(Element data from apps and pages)
=== Begin Enclosure ===
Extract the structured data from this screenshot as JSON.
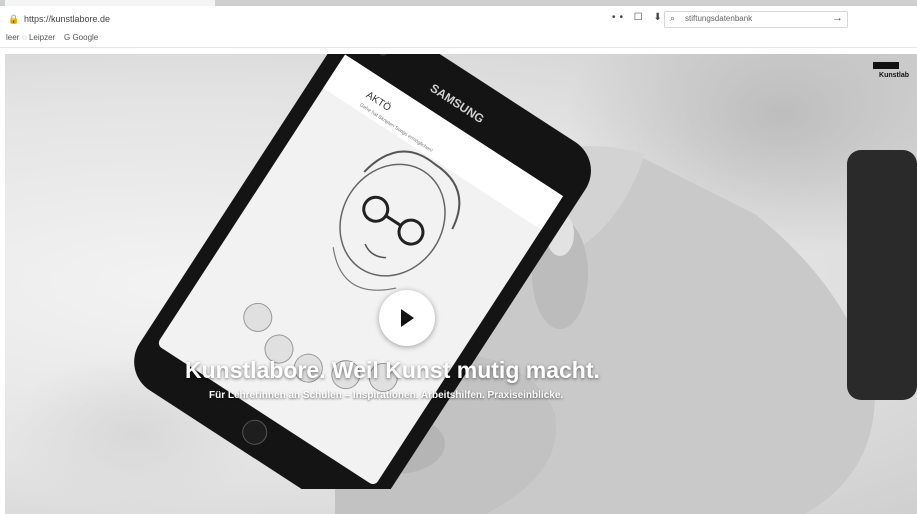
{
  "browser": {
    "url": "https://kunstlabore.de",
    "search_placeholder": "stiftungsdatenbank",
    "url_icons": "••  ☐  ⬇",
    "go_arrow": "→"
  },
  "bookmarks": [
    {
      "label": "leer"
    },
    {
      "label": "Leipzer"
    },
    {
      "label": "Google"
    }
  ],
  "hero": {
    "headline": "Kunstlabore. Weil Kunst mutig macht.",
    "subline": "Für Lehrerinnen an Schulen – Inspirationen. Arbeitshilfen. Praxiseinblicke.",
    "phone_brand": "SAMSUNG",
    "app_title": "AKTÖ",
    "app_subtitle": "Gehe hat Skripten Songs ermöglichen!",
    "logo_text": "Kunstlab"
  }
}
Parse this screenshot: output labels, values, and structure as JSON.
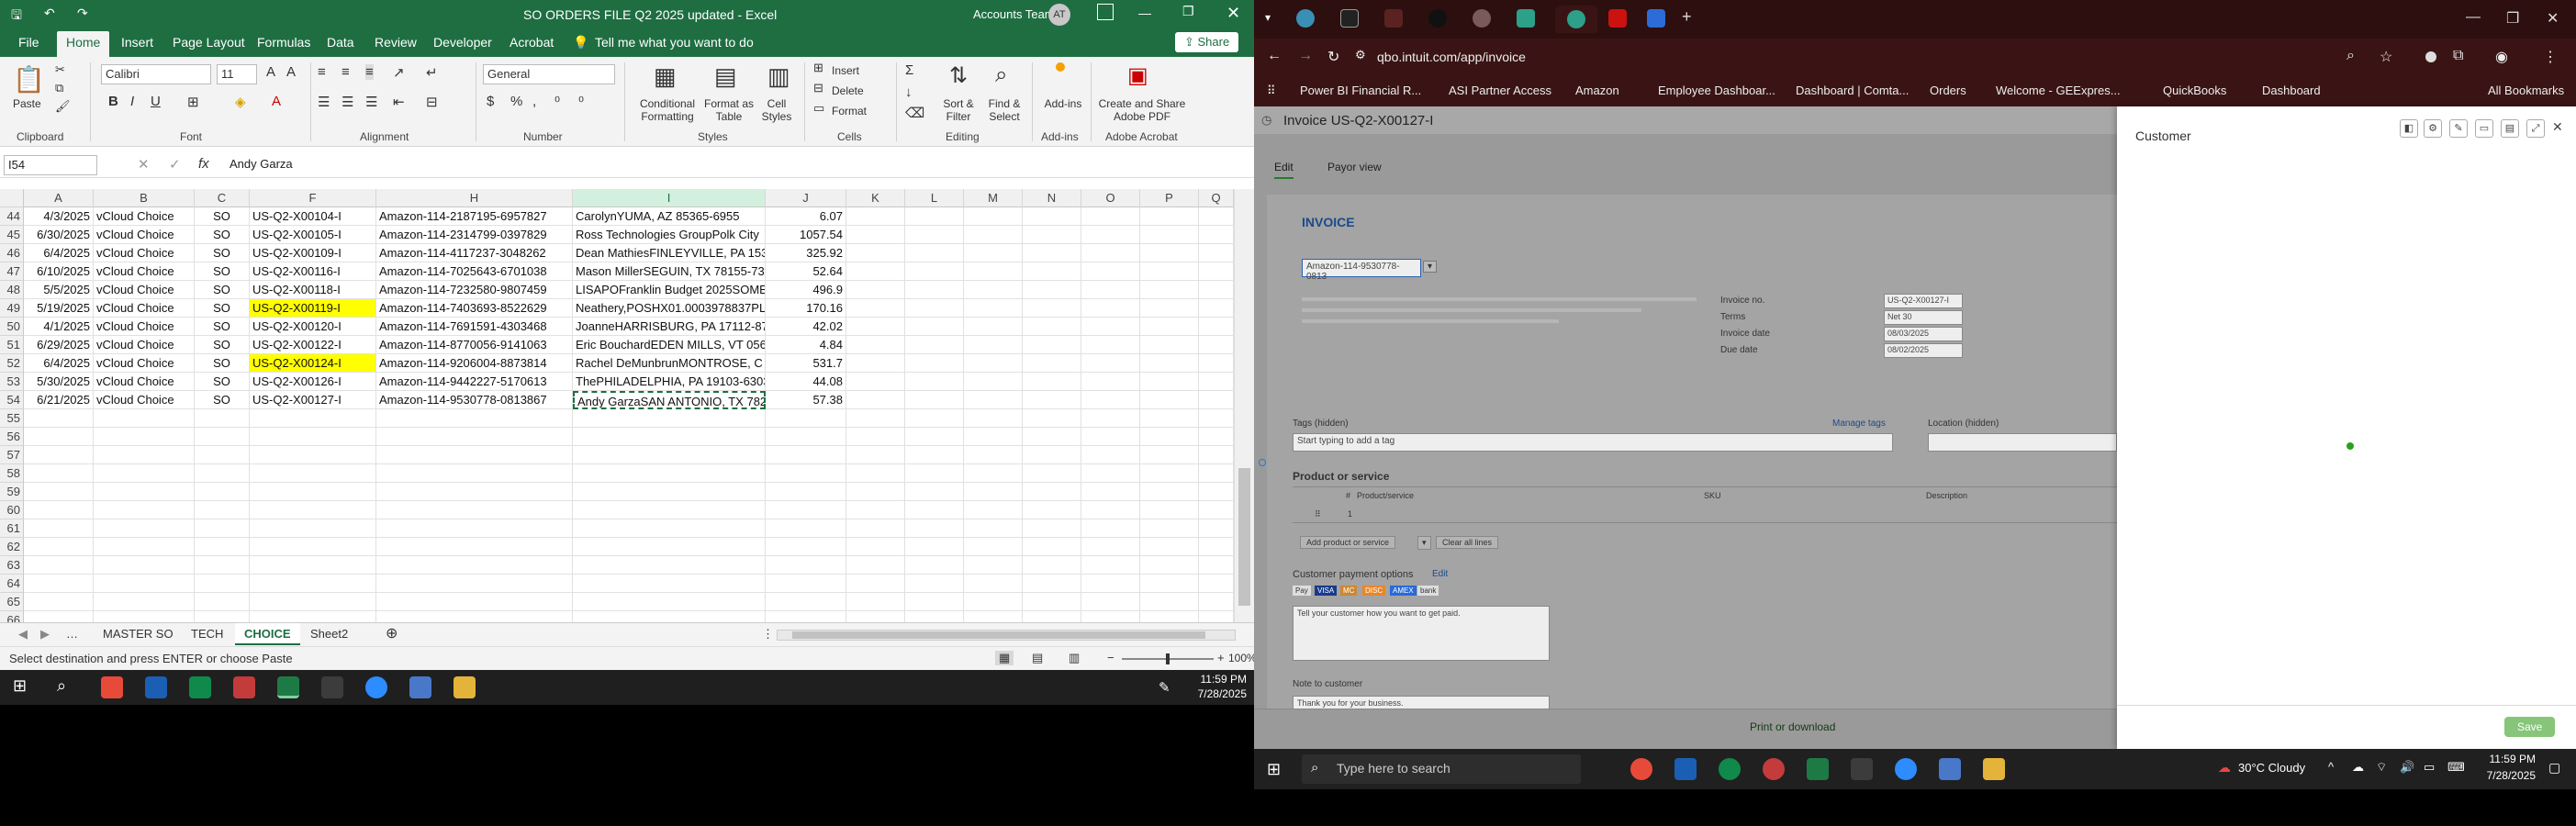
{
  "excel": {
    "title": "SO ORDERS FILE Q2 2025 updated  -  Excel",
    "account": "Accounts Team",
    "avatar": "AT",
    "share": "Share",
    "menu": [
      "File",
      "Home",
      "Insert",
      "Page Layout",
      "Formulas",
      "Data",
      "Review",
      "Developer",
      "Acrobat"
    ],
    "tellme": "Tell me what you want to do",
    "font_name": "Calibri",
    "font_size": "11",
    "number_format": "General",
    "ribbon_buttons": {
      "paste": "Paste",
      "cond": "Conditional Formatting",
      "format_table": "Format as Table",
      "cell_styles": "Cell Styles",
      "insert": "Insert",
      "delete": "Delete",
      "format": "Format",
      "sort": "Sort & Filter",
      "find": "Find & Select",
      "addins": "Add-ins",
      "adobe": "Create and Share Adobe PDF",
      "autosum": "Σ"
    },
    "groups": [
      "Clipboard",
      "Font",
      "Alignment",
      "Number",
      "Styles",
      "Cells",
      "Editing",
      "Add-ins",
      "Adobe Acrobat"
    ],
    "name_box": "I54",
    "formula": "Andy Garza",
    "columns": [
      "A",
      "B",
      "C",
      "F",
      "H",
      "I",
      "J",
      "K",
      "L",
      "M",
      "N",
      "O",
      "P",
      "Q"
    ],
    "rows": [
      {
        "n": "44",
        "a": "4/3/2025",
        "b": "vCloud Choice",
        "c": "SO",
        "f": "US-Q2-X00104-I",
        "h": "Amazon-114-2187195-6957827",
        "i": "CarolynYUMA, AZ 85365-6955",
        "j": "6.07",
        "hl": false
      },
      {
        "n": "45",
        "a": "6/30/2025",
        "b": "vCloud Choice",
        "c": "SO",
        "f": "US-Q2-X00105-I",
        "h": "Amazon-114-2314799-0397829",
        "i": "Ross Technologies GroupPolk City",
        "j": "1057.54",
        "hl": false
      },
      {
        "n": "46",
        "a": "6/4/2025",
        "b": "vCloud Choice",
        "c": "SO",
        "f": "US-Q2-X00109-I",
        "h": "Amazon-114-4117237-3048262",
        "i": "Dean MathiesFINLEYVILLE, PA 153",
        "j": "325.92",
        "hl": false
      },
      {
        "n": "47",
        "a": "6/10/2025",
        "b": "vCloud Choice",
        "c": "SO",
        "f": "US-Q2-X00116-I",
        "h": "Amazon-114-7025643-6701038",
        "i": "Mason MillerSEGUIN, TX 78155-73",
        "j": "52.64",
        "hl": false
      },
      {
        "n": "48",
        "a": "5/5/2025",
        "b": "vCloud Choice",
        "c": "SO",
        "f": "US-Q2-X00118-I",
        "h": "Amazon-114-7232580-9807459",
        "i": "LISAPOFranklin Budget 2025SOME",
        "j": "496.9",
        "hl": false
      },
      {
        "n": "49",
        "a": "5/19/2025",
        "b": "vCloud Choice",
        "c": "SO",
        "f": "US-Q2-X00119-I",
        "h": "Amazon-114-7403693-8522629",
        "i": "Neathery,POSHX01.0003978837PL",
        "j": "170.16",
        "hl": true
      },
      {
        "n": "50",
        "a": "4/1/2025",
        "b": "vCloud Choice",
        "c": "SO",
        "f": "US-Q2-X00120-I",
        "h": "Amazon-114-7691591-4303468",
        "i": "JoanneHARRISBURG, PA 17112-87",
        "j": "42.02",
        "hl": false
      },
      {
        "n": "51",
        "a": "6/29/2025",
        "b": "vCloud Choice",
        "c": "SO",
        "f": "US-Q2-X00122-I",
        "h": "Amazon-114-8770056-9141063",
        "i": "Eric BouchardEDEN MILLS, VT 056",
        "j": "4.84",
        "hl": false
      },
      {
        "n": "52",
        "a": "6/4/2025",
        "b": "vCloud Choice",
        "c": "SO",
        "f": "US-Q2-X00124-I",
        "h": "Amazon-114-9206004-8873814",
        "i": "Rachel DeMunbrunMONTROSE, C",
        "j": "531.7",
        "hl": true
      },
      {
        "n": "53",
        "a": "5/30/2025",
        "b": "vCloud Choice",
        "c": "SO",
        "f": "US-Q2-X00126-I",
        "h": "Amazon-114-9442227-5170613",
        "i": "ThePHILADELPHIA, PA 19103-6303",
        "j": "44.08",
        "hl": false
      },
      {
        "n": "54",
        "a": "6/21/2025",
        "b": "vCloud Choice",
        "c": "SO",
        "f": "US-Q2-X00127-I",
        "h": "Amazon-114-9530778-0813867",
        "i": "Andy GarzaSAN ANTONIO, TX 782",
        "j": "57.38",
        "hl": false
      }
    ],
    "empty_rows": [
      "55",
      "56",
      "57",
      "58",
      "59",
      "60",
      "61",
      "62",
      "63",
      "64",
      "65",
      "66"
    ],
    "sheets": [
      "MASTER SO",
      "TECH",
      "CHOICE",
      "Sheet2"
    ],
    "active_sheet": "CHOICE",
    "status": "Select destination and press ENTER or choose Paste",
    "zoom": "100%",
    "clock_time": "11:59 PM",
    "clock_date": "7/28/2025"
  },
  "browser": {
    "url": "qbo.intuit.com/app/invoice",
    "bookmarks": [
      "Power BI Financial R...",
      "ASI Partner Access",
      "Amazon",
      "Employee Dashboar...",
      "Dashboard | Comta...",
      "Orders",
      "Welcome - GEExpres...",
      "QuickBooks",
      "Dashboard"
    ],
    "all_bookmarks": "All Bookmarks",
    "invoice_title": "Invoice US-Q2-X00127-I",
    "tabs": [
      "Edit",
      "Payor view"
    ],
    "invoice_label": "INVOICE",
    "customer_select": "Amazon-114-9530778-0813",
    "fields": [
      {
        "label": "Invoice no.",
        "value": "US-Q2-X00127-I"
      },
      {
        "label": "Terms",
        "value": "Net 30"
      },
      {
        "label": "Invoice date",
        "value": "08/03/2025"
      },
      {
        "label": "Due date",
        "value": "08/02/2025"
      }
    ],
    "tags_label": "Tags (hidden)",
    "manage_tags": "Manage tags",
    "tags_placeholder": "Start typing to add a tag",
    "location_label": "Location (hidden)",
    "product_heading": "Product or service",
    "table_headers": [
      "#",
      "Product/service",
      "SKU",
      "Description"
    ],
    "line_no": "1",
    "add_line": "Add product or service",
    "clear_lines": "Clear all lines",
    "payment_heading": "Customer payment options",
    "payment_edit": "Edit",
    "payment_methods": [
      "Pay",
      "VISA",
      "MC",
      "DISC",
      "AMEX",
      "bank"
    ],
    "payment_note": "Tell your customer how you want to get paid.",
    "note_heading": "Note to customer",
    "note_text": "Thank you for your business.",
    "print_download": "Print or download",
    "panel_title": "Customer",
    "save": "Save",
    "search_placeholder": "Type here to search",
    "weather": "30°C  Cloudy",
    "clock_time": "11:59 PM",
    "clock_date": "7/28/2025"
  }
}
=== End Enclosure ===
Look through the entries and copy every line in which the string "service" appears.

    "product_heading": "Product or service",
      "Product/service",
    "add_line": "Add product or service",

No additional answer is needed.